8 Atmospheric Extinction and Air Mass

 8.1 Atmospheric transmission at infrared wavelengths

An effect which must be corrected when calibrating instrumental magnitudes is the atmospheric extinction or the dimming of starlight by the terrestrial atmosphere. The longer the path length the starlight traverses through the atmosphere the more it is dimmed. Thus, a star close to the horizon will be dimmed more than one close to the zenith, and the observed brightness of a given star will change throughout a night, as its zenith distance varies.

The path length through the atmosphere is known as the air mass. Consider an observation through the blanket of the atmosphere around the curved surface of the Earth. At any particular wavelength, λ, we can relate m0(λ), the magnitude of the observed object outside the atmosphere, to m(λ), the magnitude of the observed object at the surface of the earth, by:

m(λ) = m0(λ) + κ(λ)X(z) (11)

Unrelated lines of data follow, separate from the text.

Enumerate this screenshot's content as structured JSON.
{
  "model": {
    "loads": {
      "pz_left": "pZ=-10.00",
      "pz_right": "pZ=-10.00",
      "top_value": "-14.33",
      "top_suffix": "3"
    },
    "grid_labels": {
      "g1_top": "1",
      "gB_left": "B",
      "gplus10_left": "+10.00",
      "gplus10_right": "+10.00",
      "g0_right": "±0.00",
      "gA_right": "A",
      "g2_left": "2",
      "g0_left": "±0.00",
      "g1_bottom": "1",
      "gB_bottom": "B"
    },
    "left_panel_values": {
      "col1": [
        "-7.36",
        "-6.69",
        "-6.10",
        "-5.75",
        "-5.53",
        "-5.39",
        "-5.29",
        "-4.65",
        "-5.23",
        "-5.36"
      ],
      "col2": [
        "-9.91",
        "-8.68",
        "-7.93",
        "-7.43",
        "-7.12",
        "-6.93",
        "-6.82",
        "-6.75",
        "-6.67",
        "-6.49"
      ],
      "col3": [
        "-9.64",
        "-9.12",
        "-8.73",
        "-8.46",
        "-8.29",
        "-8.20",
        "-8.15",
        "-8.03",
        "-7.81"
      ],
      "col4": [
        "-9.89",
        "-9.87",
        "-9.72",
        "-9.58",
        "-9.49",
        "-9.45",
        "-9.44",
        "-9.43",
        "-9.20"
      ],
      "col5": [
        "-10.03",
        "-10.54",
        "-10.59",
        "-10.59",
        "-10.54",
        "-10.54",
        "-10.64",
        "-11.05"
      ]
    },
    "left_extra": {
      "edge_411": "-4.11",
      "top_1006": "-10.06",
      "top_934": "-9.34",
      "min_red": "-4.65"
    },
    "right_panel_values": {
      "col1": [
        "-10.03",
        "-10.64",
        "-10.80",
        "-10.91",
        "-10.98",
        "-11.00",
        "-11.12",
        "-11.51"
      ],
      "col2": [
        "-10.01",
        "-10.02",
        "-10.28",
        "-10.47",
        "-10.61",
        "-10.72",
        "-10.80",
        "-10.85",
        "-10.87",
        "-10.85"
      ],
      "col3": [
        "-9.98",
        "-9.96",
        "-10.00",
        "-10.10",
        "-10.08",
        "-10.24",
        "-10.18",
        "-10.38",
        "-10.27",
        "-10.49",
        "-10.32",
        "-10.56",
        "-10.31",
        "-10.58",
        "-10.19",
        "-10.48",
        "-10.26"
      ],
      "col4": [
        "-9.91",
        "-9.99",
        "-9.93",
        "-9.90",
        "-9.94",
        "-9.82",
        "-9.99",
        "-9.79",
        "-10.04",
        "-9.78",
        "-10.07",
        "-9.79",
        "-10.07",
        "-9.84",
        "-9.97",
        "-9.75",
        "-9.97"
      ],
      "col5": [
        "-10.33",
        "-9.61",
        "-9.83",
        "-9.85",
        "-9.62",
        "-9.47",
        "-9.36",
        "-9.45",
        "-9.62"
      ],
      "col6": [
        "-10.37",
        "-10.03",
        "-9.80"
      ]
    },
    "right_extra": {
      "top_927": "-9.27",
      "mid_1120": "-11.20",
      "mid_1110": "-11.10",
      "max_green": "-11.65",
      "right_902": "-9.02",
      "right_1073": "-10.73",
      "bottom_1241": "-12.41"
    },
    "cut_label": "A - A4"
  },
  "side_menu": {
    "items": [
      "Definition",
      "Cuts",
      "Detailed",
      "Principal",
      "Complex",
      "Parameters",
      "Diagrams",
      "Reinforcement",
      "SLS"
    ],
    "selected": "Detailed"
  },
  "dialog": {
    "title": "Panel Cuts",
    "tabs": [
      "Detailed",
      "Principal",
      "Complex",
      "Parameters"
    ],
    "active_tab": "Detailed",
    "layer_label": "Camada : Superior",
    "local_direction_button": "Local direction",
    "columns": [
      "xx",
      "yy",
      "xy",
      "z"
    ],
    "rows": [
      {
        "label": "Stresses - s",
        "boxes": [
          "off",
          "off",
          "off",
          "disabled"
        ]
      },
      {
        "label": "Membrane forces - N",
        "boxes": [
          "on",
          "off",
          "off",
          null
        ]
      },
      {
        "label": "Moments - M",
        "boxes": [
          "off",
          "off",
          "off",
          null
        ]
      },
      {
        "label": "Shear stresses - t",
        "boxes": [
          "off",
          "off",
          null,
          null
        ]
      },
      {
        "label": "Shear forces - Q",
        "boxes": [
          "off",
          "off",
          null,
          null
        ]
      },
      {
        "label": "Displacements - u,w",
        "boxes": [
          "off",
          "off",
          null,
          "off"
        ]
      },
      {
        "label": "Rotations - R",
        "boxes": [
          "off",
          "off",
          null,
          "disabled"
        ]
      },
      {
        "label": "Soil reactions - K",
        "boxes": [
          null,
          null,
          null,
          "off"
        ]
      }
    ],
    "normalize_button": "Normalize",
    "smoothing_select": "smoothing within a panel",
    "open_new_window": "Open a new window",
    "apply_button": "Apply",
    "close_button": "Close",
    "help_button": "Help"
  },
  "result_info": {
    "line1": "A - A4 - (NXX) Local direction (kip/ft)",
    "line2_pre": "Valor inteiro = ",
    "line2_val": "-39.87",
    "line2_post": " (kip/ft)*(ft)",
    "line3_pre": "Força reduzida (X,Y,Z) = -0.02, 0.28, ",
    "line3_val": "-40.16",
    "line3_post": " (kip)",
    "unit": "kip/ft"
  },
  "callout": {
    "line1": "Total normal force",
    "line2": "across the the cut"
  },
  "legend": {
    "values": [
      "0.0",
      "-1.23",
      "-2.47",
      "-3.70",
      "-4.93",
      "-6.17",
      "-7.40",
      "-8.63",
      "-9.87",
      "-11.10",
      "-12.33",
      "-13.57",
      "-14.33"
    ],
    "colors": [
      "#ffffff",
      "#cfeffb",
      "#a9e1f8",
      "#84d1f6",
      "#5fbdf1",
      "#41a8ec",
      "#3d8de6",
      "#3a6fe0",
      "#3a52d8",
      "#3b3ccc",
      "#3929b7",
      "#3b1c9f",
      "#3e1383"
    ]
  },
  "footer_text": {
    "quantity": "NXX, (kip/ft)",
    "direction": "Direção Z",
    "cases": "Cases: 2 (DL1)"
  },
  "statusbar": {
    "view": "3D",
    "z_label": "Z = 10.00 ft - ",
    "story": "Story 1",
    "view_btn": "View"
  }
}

where X(z) is the air mass, κ(λ) is the extinction coefficient at wavelength λ and z is the zenith distance (the angular distance of the object from the zenith at the time of observation). X is defined as the number of times the quantity of air seen along the line of sight is greater than the quantity of air in the direction of the zenith and will vary as the observed line of sight moves away from the zenith, that is, as z increases. Note that the air mass is a normalised quantity and the air mass at the zenith is one.

For small zenith angles X = sec z is a reasonable approximation, but as z increases, refraction effects, curvature of the atmosphere and variations of air density with height can become important. Hardie[35] gives a more refined relationship:

X = sec z 0.0018167(sec z 1) 0.002875(sec z 1)2 0.0008083(sec z 1)3 (12)

and Young and Irvine[80] propose:

X = sec z 1 0.0012(sec 2z 1) . (13)

Both these equations imply the use of zt, the true zenith angle, that is, the zenith angle to the observed object in the absence of the atmosphere as opposed to the apparent zenith angle za affected by refraction effects.

For purposes of illustration the approximate air mass is tabulated as a function of zenith distance in Table 3. Note that the air mass remains quite small for z < 45, reaches 2.0 at z = 60 and increases rapidly thereafter.

z X = sec z      z X = sec z

0 1.00       40 1.31
5 1.00       45 1.41
10 1.02       50 1.56
15 1.04       55 1.74
20 1.06       60 2.00
25 1.10       65 2.37
30 1.16       70 2.92
35 1.22      

Table 3: Approximate air mass, X, as a function of zenith distance, z

The atmospheric extinction coefficient, κ(λ), can be determined by observing the same object (through an appropriate filter) at several times during the night at varying zenith angles. When the observed magnitudes of the object are plotted against computed air mass (see Figure 4), they should lie on a straight line with a slope equal to κ(λ). It is important to note that the extinction is dependent upon wavelength, being greater for blue light than red.


Figure 4: How to determine atmospheric extinction coefficients by plotting apparent magnitudes against air mass throughout the night

8.1 Atmospheric transmission at infrared wavelengths

Traditionally the infrared region of the spectrum was considered to be wavelengths just longer than the reddest colours visible to the human eye, typically about 7000Å or (0.7μm). However, in modern astronomical usage wavelengths up to about 10,000Å (or 1μm) tend to be described as ‘optical’ and longer wavelengths as ‘infrared’. This terminology reflects both a change in the type of detector used and the behaviour of the terrestrial atmosphere at about 10,000Å. It is cumbersome to quote infrared wavelengths in Ångström and they are usually given in micron. The infrared region stretches to about 350μm; longer wavelengths are referred to as the sub-millimetre part of the spectrum.

The terrestrial atmosphere is largely opaque at most infrared wavelengths longer than 1μm, largely due to absorption by water vapour and carbon dioxide. However, there are a series of wavelength ranges or windows where the atmosphere is mostly transparent (see Figure 5). Ground-based infrared observations must be made in these windows. Each window corresponds to a band in the JHKLM system (see Section 7) and the corresponding band and window have the same name.


Figure 5: Atmospheric transmission at infrared wavelengths. The windows where the atmosphere is largely transparent are marked. The short-wavelength windows correspond to bands in the JHKLM photometric system. Note the additional N, Q and Z windows at longer wavelengths. Adapted from Allen[2]

The width, maximum transmission and, to an extent, central wavelength of the windows vary with geographical location and in particular with altitude. They also vary with the current meteorological conditions. The windows are particularly sensitive to the amount of water vapour, which is why infrared observatories tend to be at high, dry sites. The variation in the infrared windows at different locations is the underlying reason for different versions of the JHKLM system being used at different observatories, as mentioned in Section 7.